Copy out each line of the data below in which "JSON" appears.

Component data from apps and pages
============================================================

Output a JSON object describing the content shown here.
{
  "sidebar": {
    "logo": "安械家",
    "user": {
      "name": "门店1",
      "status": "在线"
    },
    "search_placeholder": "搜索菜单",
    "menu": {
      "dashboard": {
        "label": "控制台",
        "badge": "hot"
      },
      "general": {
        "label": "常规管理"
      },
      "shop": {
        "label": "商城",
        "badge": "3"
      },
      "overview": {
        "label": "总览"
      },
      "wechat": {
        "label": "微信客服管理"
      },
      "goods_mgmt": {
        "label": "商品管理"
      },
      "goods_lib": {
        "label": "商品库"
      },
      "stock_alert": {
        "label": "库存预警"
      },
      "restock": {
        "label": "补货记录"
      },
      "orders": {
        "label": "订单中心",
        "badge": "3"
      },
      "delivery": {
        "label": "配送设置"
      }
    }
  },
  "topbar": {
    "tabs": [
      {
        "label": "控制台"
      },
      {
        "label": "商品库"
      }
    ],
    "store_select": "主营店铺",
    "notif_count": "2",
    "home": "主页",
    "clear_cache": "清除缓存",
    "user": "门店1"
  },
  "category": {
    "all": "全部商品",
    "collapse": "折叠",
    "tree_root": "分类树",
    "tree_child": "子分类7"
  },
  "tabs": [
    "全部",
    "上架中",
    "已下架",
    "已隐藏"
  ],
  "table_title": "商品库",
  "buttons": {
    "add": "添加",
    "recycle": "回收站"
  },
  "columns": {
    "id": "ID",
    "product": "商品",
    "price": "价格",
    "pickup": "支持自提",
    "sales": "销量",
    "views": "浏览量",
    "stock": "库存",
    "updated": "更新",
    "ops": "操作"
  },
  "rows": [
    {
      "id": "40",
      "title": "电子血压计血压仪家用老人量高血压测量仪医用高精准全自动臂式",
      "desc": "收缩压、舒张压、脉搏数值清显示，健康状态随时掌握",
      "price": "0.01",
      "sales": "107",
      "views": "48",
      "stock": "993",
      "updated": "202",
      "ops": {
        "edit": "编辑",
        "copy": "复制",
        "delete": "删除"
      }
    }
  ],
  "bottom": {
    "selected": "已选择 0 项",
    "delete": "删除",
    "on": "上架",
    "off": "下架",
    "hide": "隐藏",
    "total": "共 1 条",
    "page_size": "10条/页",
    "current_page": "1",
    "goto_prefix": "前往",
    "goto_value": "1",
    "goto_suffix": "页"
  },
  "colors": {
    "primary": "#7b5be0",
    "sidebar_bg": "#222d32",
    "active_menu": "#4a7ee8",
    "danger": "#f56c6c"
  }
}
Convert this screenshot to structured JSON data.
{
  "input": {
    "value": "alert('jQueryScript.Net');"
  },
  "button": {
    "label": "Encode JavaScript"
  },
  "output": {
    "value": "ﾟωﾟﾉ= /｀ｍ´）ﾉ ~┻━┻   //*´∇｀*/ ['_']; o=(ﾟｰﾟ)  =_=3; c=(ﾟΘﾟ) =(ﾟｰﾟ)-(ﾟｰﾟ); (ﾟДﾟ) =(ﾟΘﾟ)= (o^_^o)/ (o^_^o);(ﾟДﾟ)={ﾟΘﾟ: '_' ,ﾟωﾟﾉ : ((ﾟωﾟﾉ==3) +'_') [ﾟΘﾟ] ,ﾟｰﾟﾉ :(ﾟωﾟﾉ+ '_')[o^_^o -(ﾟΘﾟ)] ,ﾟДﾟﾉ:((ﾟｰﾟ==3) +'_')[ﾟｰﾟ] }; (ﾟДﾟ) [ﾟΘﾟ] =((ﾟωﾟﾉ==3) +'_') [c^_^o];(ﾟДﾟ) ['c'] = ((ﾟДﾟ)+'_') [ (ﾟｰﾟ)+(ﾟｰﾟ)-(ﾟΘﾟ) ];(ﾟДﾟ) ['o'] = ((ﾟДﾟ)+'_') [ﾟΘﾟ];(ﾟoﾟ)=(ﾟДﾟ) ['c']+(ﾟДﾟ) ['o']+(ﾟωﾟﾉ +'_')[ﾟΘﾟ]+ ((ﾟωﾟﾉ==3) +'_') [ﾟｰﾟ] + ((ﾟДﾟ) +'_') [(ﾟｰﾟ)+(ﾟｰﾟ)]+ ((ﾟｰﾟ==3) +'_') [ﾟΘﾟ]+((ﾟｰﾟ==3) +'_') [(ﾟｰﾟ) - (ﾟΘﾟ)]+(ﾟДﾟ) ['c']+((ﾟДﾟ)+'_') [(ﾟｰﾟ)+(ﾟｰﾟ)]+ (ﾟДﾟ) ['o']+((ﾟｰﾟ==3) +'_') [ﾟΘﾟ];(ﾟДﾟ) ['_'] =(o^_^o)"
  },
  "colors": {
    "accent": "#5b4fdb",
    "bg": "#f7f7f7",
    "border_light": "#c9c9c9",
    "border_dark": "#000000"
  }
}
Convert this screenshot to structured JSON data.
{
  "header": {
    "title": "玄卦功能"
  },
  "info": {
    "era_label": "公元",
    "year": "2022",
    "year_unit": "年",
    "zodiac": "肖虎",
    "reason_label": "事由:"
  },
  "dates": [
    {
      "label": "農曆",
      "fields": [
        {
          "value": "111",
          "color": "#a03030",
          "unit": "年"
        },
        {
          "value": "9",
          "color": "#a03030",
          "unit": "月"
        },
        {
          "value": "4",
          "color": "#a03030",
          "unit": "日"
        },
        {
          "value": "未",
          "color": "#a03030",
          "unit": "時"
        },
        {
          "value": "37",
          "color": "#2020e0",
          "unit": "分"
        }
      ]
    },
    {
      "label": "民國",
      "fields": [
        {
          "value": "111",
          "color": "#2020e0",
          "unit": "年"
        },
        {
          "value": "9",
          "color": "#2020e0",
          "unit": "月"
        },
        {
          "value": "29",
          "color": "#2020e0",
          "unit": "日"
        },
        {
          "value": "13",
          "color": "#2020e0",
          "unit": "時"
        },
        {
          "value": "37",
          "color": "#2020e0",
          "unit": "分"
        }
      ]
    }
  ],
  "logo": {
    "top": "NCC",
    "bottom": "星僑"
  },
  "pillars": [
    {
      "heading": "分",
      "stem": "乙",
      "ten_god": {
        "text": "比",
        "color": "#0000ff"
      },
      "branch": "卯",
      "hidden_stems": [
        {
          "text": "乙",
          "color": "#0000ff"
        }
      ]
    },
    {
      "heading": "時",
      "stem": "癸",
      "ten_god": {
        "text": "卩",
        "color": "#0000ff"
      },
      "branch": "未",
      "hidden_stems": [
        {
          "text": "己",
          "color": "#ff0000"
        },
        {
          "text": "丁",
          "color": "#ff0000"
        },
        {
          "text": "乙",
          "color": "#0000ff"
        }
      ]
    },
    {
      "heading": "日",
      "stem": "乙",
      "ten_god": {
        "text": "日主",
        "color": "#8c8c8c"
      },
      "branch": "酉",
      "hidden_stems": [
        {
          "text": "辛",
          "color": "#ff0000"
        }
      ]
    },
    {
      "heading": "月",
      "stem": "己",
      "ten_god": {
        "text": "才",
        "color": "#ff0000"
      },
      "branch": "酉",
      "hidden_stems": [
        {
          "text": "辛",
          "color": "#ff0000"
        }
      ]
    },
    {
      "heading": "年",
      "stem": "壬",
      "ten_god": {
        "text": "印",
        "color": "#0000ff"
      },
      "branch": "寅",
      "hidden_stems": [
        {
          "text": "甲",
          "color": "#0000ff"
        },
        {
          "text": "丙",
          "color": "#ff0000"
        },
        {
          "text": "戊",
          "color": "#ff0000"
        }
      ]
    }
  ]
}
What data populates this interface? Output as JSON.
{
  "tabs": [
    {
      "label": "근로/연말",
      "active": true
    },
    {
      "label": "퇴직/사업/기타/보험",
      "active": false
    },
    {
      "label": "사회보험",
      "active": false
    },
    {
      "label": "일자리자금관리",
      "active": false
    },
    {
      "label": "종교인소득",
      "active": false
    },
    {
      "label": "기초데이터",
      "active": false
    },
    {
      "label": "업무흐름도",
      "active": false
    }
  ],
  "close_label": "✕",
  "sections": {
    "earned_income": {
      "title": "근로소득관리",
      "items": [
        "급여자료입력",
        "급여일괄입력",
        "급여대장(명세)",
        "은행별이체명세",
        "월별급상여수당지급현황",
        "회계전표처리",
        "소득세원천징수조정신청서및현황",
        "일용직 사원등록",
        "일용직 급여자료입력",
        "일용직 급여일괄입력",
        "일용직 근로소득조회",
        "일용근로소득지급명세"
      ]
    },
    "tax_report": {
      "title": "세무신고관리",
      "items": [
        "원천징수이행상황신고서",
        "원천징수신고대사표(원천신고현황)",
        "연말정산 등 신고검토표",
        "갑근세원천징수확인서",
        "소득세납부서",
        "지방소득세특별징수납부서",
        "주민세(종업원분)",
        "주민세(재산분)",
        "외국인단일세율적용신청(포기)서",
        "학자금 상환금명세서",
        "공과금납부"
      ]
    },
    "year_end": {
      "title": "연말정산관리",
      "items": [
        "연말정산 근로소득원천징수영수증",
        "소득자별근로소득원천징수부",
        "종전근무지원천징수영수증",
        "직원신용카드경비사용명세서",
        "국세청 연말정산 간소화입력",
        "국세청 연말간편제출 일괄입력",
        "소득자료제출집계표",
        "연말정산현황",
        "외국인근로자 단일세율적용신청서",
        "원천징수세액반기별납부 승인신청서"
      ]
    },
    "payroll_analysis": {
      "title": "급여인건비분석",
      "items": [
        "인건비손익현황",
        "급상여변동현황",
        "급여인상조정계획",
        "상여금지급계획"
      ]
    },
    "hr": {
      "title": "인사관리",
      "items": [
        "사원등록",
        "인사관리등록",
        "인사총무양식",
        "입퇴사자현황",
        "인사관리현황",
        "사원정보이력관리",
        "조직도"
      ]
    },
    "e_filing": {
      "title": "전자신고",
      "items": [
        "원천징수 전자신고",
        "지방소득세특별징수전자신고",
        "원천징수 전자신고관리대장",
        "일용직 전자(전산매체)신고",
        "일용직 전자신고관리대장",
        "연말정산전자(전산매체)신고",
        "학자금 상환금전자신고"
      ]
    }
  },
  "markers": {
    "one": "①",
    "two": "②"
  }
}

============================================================

TASK RESULT =
Output a JSON object describing the content shown here.
Convert this screenshot to structured JSON data.
Convert this screenshot to structured JSON data.
What data populates this interface? Output as JSON.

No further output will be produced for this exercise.